● **Task to carry out**: Extract all records. Keep each one exact.

[Entries from a dataset of interfaces]
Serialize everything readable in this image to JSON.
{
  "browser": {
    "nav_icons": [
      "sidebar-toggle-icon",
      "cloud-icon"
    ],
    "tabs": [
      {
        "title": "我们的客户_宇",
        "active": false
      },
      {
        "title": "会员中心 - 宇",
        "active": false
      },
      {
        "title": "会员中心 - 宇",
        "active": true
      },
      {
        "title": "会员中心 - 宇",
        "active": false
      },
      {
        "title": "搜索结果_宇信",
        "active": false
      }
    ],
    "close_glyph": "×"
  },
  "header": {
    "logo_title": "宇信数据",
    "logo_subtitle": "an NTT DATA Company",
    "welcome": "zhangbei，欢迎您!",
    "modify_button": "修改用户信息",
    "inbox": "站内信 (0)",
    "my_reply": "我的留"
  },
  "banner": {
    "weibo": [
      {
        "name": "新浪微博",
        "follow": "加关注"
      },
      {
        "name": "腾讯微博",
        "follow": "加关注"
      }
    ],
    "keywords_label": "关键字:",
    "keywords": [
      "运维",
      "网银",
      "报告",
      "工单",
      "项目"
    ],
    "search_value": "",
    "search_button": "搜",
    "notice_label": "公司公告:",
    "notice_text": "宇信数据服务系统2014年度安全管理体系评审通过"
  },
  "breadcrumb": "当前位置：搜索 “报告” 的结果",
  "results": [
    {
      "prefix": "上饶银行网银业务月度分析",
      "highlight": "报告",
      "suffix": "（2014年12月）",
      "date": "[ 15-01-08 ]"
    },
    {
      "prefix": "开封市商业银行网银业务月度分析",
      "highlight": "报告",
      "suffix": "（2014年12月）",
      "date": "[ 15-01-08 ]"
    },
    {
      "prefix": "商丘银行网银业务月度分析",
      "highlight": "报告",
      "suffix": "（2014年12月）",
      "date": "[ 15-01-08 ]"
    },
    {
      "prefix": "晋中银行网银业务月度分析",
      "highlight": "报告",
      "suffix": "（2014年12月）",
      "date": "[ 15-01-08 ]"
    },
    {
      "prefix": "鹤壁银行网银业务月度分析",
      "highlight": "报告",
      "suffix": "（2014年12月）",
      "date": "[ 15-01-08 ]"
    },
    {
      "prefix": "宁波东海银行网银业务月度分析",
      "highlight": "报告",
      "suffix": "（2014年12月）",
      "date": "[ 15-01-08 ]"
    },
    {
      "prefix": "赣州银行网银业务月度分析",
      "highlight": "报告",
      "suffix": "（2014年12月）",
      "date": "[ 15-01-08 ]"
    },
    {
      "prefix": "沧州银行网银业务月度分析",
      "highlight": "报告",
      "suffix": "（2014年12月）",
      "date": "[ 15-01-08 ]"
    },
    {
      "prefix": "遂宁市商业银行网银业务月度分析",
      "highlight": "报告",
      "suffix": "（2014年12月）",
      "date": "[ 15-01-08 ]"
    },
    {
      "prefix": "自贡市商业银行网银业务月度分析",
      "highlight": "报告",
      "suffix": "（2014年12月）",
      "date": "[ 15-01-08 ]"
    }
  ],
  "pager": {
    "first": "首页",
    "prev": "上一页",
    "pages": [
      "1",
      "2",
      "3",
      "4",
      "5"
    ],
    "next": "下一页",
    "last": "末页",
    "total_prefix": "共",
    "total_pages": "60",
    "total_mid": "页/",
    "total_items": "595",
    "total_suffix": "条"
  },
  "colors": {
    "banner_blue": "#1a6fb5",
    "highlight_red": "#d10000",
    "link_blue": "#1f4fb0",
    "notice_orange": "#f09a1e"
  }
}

● **Output**:
Serialize everything readable in this image to JSON.
{
  "browser": {
    "nav_icons": [
      "sidebar-toggle-icon",
      "cloud-icon"
    ],
    "tabs": [
      {
        "title": "我们的客户_宇",
        "active": false
      },
      {
        "title": "会员中心 - 宇",
        "active": false
      },
      {
        "title": "会员中心 - 宇",
        "active": true
      },
      {
        "title": "会员中心 - 宇",
        "active": false
      },
      {
        "title": "搜索结果_宇信",
        "active": false
      }
    ],
    "close_glyph": "×"
  },
  "header": {
    "logo_title": "宇信数据",
    "logo_subtitle": "an NTT DATA Company",
    "welcome": "zhangbei，欢迎您!",
    "modify_button": "修改用户信息",
    "inbox": "站内信 (0)",
    "my_reply": "我的留"
  },
  "banner": {
    "weibo": [
      {
        "name": "新浪微博",
        "follow": "加关注"
      },
      {
        "name": "腾讯微博",
        "follow": "加关注"
      }
    ],
    "keywords_label": "关键字:",
    "keywords": [
      "运维",
      "网银",
      "报告",
      "工单",
      "项目"
    ],
    "search_value": "",
    "search_button": "搜",
    "notice_label": "公司公告:",
    "notice_text": "宇信数据服务系统2014年度安全管理体系评审通过"
  },
  "breadcrumb": "当前位置：搜索 “报告” 的结果",
  "results": [
    {
      "prefix": "上饶银行网银业务月度分析",
      "highlight": "报告",
      "suffix": "（2014年12月）",
      "date": "[ 15-01-08 ]"
    },
    {
      "prefix": "开封市商业银行网银业务月度分析",
      "highlight": "报告",
      "suffix": "（2014年12月）",
      "date": "[ 15-01-08 ]"
    },
    {
      "prefix": "商丘银行网银业务月度分析",
      "highlight": "报告",
      "suffix": "（2014年12月）",
      "date": "[ 15-01-08 ]"
    },
    {
      "prefix": "晋中银行网银业务月度分析",
      "highlight": "报告",
      "suffix": "（2014年12月）",
      "date": "[ 15-01-08 ]"
    },
    {
      "prefix": "鹤壁银行网银业务月度分析",
      "highlight": "报告",
      "suffix": "（2014年12月）",
      "date": "[ 15-01-08 ]"
    },
    {
      "prefix": "宁波东海银行网银业务月度分析",
      "highlight": "报告",
      "suffix": "（2014年12月）",
      "date": "[ 15-01-08 ]"
    },
    {
      "prefix": "赣州银行网银业务月度分析",
      "highlight": "报告",
      "suffix": "（2014年12月）",
      "date": "[ 15-01-08 ]"
    },
    {
      "prefix": "沧州银行网银业务月度分析",
      "highlight": "报告",
      "suffix": "（2014年12月）",
      "date": "[ 15-01-08 ]"
    },
    {
      "prefix": "遂宁市商业银行网银业务月度分析",
      "highlight": "报告",
      "suffix": "（2014年12月）",
      "date": "[ 15-01-08 ]"
    },
    {
      "prefix": "自贡市商业银行网银业务月度分析",
      "highlight": "报告",
      "suffix": "（2014年12月）",
      "date": "[ 15-01-08 ]"
    }
  ],
  "pager": {
    "first": "首页",
    "prev": "上一页",
    "pages": [
      "1",
      "2",
      "3",
      "4",
      "5"
    ],
    "next": "下一页",
    "last": "末页",
    "total_prefix": "共",
    "total_pages": "60",
    "total_mid": "页/",
    "total_items": "595",
    "total_suffix": "条"
  },
  "colors": {
    "banner_blue": "#1a6fb5",
    "highlight_red": "#d10000",
    "link_blue": "#1f4fb0",
    "notice_orange": "#f09a1e"
  }
}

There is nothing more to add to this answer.